GENERATION INTERBELLUM (1901-13): an ambivalent inter-war generation

The Interbellum generation (term derived from Latin meaning between war) corresponds to the cohort of people born in the United States between 1901 and 1913.

They were both too young to serve in the military in World War I and too old to be on the front lines in World War II. Some will participate in this conflict in the support forces.

Adults during the "Roaring Twenties" until the beginning of the Great Depression, they will experience a first period of economic prosperity, social change and recklessness. The adoption in 1919 of the 18th amendment (the Prohibition of alcohol) and the policy of return to normalcy and economic expansion, will cause many social problems (questions on human origin, immigration, communism and isolationism). The Ku Klux Klan will form at this time.

Their parents from the lost generation traumatized by the First World War, this generation will be divided between the materialist values ​​of the society of production and mass consumption and the decadent tumult of the “roaring twenties”.

Nihilism, entertainment and liberation from morals will oppose the traditional value system.

Confronted then with the Great Depression at the age to enter professional life, they will be severely marked by the economic and social collapse which will shake an already ambivalent system of values.

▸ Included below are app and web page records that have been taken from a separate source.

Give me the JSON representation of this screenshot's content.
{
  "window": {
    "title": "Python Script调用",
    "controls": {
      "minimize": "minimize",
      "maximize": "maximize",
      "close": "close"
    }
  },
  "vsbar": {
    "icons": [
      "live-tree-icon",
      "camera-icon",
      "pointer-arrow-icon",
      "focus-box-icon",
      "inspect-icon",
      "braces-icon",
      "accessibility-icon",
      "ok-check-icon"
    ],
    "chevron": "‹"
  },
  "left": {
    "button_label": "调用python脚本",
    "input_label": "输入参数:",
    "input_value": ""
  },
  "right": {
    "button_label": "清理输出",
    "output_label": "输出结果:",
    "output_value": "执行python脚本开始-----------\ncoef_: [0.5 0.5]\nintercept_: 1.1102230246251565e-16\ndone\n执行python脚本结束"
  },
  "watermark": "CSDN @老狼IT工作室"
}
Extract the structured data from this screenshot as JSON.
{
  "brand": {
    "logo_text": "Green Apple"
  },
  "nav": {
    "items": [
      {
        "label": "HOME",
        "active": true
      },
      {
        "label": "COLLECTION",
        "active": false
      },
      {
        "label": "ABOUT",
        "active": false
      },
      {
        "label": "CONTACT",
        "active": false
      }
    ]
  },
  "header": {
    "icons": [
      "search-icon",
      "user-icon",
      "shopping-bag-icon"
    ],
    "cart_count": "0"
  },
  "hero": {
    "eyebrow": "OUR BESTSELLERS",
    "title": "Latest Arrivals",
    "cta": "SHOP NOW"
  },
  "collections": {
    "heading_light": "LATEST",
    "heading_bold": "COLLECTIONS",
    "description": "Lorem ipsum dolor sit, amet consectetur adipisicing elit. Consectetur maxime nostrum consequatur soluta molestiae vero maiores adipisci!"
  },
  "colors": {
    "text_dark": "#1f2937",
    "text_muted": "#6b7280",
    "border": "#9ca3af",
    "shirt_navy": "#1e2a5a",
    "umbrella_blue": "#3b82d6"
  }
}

Go further :

The great Western social generations of the 20th and 21st century

Leave a comment